2 thoughts on “One City, Two Worlds: For whom is resilience designed ?

  1. I think the discussion around who resilience measures benefit and the idea of ’one city, two worlds’ that you raise in this post is really important. You might find it interesting to have a look at the work of Isabelle Anguelovski – she has published a lot on the way in which resilience planning is often presented under the under the discourse of public good, but in fact strongly disadvantages the most vulnerable and serves the interests of the rich.


  2. Thanks for a really interesting post! Your comments on the SM Mall Aura commercial development are particularly interesting to me. You’ve shown that expensive private real estate developments, far from improving the built environment of a city, can actually cause environmental degradation which disproportionately affects poorer residents. The hard infrastructure, which does not facilitate flood mitigation seems to be a cheap route for property developers to make money without considering the environmental impacts of commercial developments. Exacerbating inequalities related to this problem, I think it’s interesting to reflect on how such commercial developments are often inaccessible to lower income residents. These developments have expensive shops which are out of reach for typical residents, and the ‘public’ spaces within a shopping mall are privately controlled, meaning residents cannot freely linger or socialise. This is something I have come across in Hong Kong, and it seems to proliferate in many cities, especially in quickly developing cities in Asia-Pacific. I think this reveals that there are some big structural problems to the process of private real estate development, and such developments can even threaten the cities they purport to benefit.
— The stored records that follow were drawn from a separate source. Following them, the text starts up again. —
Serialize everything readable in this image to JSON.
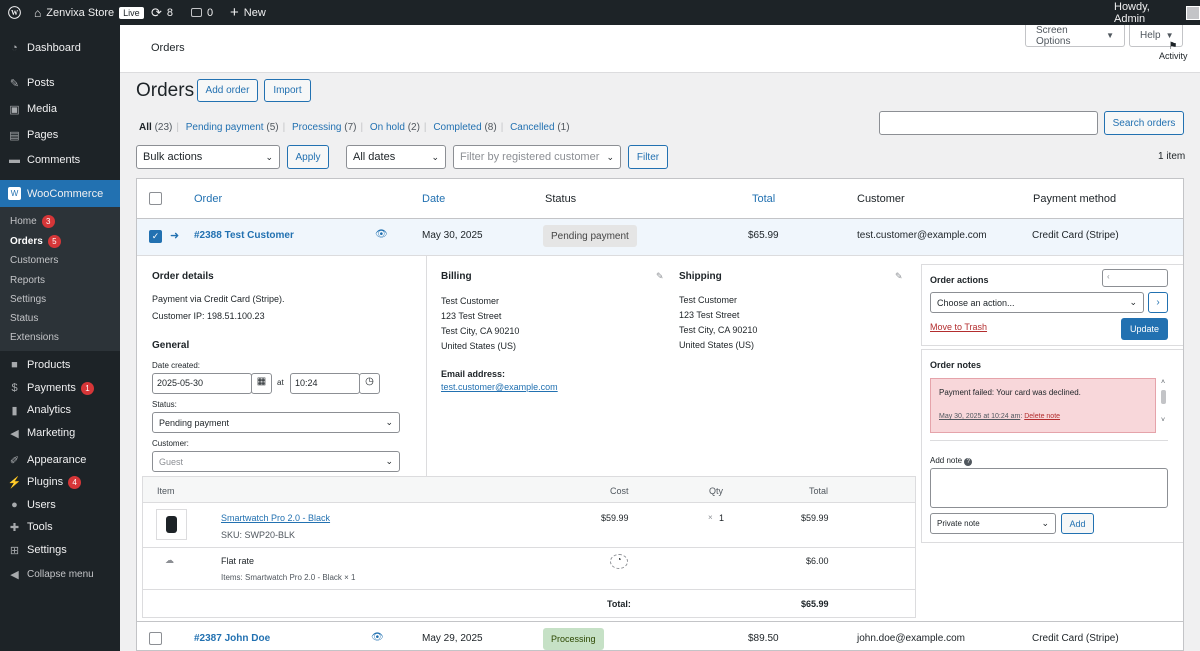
{
  "admin_bar": {
    "site_name": "Zenvixa Store",
    "live_badge": "Live",
    "updates_count": "8",
    "comments_count": "0",
    "new_label": "New",
    "howdy": "Howdy, Admin"
  },
  "sidebar": {
    "dashboard": "Dashboard",
    "posts": "Posts",
    "media": "Media",
    "pages": "Pages",
    "comments": "Comments",
    "woocommerce": "WooCommerce",
    "sub": {
      "home": "Home",
      "home_count": "3",
      "orders": "Orders",
      "orders_count": "5",
      "customers": "Customers",
      "reports": "Reports",
      "settings": "Settings",
      "status": "Status",
      "extensions": "Extensions"
    },
    "products": "Products",
    "payments": "Payments",
    "payments_count": "1",
    "analytics": "Analytics",
    "marketing": "Marketing",
    "appearance": "Appearance",
    "plugins": "Plugins",
    "plugins_count": "4",
    "users": "Users",
    "tools": "Tools",
    "settings": "Settings",
    "collapse": "Collapse menu"
  },
  "topbar": {
    "title": "Orders",
    "screen_options": "Screen Options",
    "help": "Help",
    "activity": "Activity"
  },
  "heading": {
    "title": "Orders",
    "add_order": "Add order",
    "import": "Import"
  },
  "filters": {
    "all": "All",
    "all_count": "(23)",
    "pending": "Pending payment",
    "pending_count": "(5)",
    "processing": "Processing",
    "processing_count": "(7)",
    "on_hold": "On hold",
    "on_hold_count": "(2)",
    "completed": "Completed",
    "completed_count": "(8)",
    "cancelled": "Cancelled",
    "cancelled_count": "(1)"
  },
  "search": {
    "button": "Search orders",
    "value": ""
  },
  "toolbar": {
    "bulk_actions": "Bulk actions",
    "apply": "Apply",
    "all_dates": "All dates",
    "customer_placeholder": "Filter by registered customer",
    "filter": "Filter",
    "item_count": "1 item"
  },
  "table": {
    "headers": {
      "order": "Order",
      "date": "Date",
      "status": "Status",
      "total": "Total",
      "customer": "Customer",
      "payment": "Payment method"
    },
    "rows": [
      {
        "order": "#2388 Test Customer",
        "date": "May 30, 2025",
        "status": "Pending payment",
        "total": "$65.99",
        "customer": "test.customer@example.com",
        "payment": "Credit Card (Stripe)",
        "checked": true
      },
      {
        "order": "#2387 John Doe",
        "date": "May 29, 2025",
        "status": "Processing",
        "total": "$89.50",
        "customer": "john.doe@example.com",
        "payment": "Credit Card (Stripe)",
        "checked": false
      }
    ]
  },
  "preview": {
    "details": {
      "title": "Order details",
      "payment_via": "Payment via Credit Card (Stripe).",
      "customer_ip": "Customer IP: 198.51.100.23",
      "general": "General",
      "date_created_label": "Date created:",
      "date_value": "2025-05-30",
      "at": "at",
      "time_value": "10:24",
      "status_label": "Status:",
      "status_value": "Pending payment",
      "customer_label": "Customer:",
      "customer_value": "Guest"
    },
    "billing": {
      "title": "Billing",
      "lines": [
        "Test Customer",
        "123 Test Street",
        "Test City, CA 90210",
        "United States (US)"
      ],
      "email_label": "Email address:",
      "email": "test.customer@example.com"
    },
    "shipping": {
      "title": "Shipping",
      "lines": [
        "Test Customer",
        "123 Test Street",
        "Test City, CA 90210",
        "United States (US)"
      ]
    },
    "items": {
      "headers": {
        "item": "Item",
        "cost": "Cost",
        "qty": "Qty",
        "total": "Total"
      },
      "product_name": "Smartwatch Pro 2.0 - Black",
      "sku": "SKU: SWP20-BLK",
      "cost": "$59.99",
      "qty_x": "×",
      "qty": "1",
      "line_total": "$59.99",
      "shipping_name": "Flat rate",
      "shipping_items": "Items: Smartwatch Pro 2.0 - Black × 1",
      "shipping_total": "$6.00",
      "total_label": "Total:",
      "total_value": "$65.99"
    },
    "actions": {
      "title": "Order actions",
      "choose": "Choose an action...",
      "move_trash": "Move to Trash",
      "update": "Update"
    },
    "notes": {
      "title": "Order notes",
      "note_text": "Payment failed: Your card was declined.",
      "note_meta": "May 30, 2025 at 10:24 am",
      "delete": "Delete note",
      "add_note_label": "Add note",
      "note_type": "Private note",
      "add": "Add"
    }
  },
  "colors": {
    "admin_dark": "#1d2327",
    "wp_blue": "#2271b1",
    "pending_bg": "#e5e5e5",
    "processing_bg": "#c6e1c6",
    "note_failed_bg": "#f8d7da",
    "badge_red": "#d63638"
  }
}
Leave a Reply

Fill in your details below or click an icon to log in: Logo

You are commenting using your account. Log Out /  Change )

Google photo
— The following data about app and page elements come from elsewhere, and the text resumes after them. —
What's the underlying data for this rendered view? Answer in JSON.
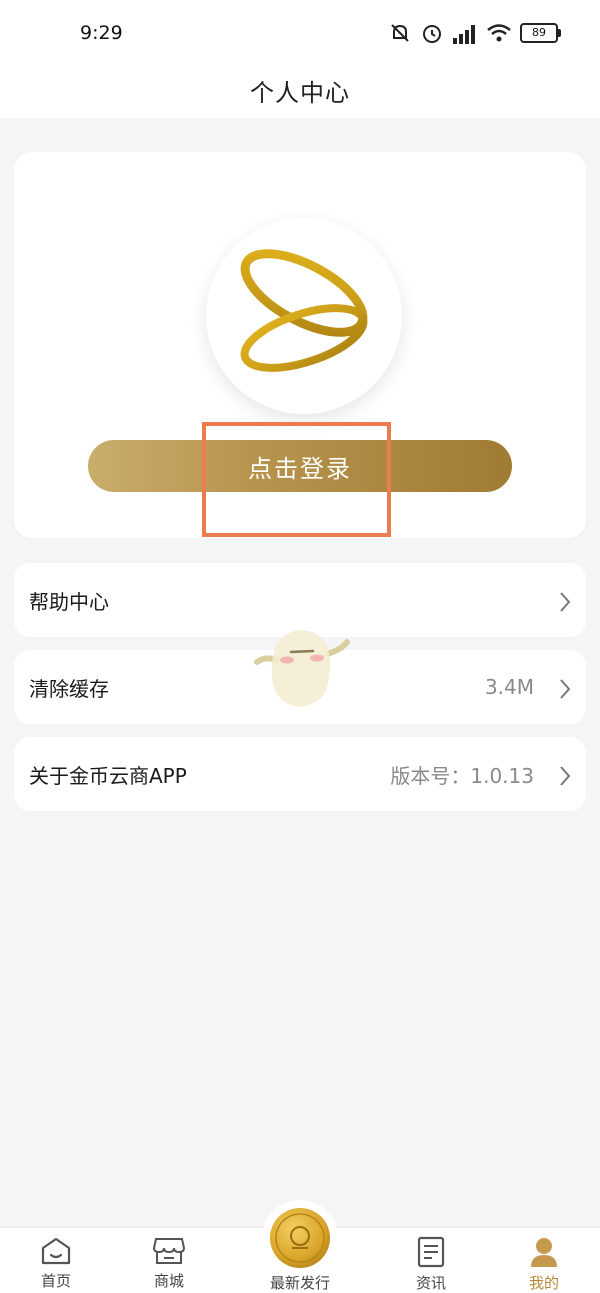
{
  "status_bar": {
    "time": "9:29",
    "battery": "89"
  },
  "header": {
    "title": "个人中心"
  },
  "profile": {
    "login_label": "点击登录"
  },
  "menu": [
    {
      "label": "帮助中心",
      "value": ""
    },
    {
      "label": "清除缓存",
      "value": "3.4M"
    },
    {
      "label": "关于金币云商APP",
      "value": "版本号：1.0.13"
    }
  ],
  "tabs": [
    {
      "label": "首页",
      "icon": "home-icon"
    },
    {
      "label": "商城",
      "icon": "store-icon"
    },
    {
      "label": "最新发行",
      "icon": "gold-coin-icon"
    },
    {
      "label": "资讯",
      "icon": "news-icon"
    },
    {
      "label": "我的",
      "icon": "person-icon",
      "active": true
    }
  ],
  "colors": {
    "accent": "#b48a3a",
    "highlight": "#ec7c4d",
    "background": "#f5f5f5"
  }
}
You are commenting using your Google account. Log Out /  Change )

Twitter picture

You are commenting using your Twitter account. Log Out /  Change )

Facebook photo

You are commenting using your Facebook account. Log Out /  Change )

Connecting to %s

Create your website at
Get started
%d bloggers like this: